Saturday, July 10, 2010

Cultural Exploration 44: "O" Nouns and "A" Nouns

Spanish makes things easy. Nouns are divided into masculine and feminine, which dictates whether they’re spoken of with an “el” or a “la” respectively, and the great majority end in an -o or an -a clarifying male versus female. Sure, there are words like “reloj” and “calour”, which don’t end in an “o” or an “a”, in which case you just have to know. Samoan o’s and a’s work slightly similar to this, with the exception that there’s no clarification. For all nouns, you just have to know.

O’s and A’s only become a factor when using possessives. Mine, yours, and his/hers are lo’u, lou, and lona or la’u, lau, and lana depending on whether the noun is an O-noun or an A-noun. For instance, “My father is Joe” would be O lo’u tamā o Joe. See the possessive? Tamā, the word for “father” dictates whether it should be lo’u or la’u.

O tends to be for the more important things in life. Parts of the body are all O-nouns, as are family, places, and certain articles of clothing. A is everything else.
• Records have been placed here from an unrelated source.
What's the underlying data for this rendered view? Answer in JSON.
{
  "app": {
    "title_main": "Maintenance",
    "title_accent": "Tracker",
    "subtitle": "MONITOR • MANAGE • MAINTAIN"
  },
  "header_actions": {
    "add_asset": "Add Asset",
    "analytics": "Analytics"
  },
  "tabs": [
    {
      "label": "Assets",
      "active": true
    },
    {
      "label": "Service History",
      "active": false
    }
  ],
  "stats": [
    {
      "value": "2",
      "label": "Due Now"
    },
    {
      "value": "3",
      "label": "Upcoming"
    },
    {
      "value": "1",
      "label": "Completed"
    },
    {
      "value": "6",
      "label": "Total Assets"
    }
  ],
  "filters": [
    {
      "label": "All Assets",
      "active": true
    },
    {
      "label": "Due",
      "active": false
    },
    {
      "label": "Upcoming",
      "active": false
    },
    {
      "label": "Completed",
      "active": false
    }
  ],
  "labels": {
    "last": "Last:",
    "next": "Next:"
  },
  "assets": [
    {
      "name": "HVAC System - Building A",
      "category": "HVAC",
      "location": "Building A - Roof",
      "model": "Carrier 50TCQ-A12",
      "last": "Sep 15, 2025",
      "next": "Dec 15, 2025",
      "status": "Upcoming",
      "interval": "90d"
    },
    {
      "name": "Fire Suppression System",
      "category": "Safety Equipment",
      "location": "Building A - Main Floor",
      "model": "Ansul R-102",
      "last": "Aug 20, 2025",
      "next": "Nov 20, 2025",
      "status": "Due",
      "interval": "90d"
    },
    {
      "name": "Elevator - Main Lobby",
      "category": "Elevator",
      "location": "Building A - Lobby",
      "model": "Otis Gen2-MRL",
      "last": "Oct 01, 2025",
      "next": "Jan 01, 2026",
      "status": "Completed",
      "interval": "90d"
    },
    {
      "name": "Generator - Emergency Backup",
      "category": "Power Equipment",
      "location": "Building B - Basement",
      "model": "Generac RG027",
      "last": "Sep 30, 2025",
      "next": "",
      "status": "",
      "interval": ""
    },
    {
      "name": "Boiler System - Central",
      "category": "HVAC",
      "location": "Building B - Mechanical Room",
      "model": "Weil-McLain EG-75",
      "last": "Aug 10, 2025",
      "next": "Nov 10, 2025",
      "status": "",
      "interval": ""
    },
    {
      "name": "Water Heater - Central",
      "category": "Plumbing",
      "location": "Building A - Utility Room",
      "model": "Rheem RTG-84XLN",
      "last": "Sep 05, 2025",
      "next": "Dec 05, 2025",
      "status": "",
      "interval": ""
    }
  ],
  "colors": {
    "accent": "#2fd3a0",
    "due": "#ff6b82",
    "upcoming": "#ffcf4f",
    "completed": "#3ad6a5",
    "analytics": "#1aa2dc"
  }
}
In language training they told us the best way to guess whether a noun is an O or an A is whether it became a part of Samoan life before or after the missionaries showed up. Tools, money, eating utensils, church, and most animals fall into the A category because they’re all a little Johnny-come-lately. Matai titles, genealogy, boats, and lavalavas all have proven themselves worthy of the O.

There are, of course, some strange exceptions. Though almost all family falls into O, “wife” or āvā is an A. Hair, head, chin, and neck are all O, but “beard” or ’ava is an A. The generic word for plantation, fa’ato’aga is an A, but any specific type of plantation—a taro plantation (ma’umaga), banana plantation (togāfa’i), coconut plantation (togāniu), etc.—is an O.

Our trainers were huge sticklers about O’s and A’s. They’d stop us mid-sentence to make a correction. I guess in Spanish it would sound goofy to say la gato or el mariposa, so maybe it makes sense.

Then again, the line between O and A in Samoan seems to be a little blurry. I’ve been called out for many many things during my time here, but never confusing a lou with a lau. I’ve talked about this with other volunteers, and some say they’ve observed the same person use the same noun in two different contexts and used lou for one thing and lau for another.

But as they told us constantly during training, Samoan is a context language.

Tomorrow’s Cultural Exploration: Non-Verbal Communication.

I hope you’re well.

No comments: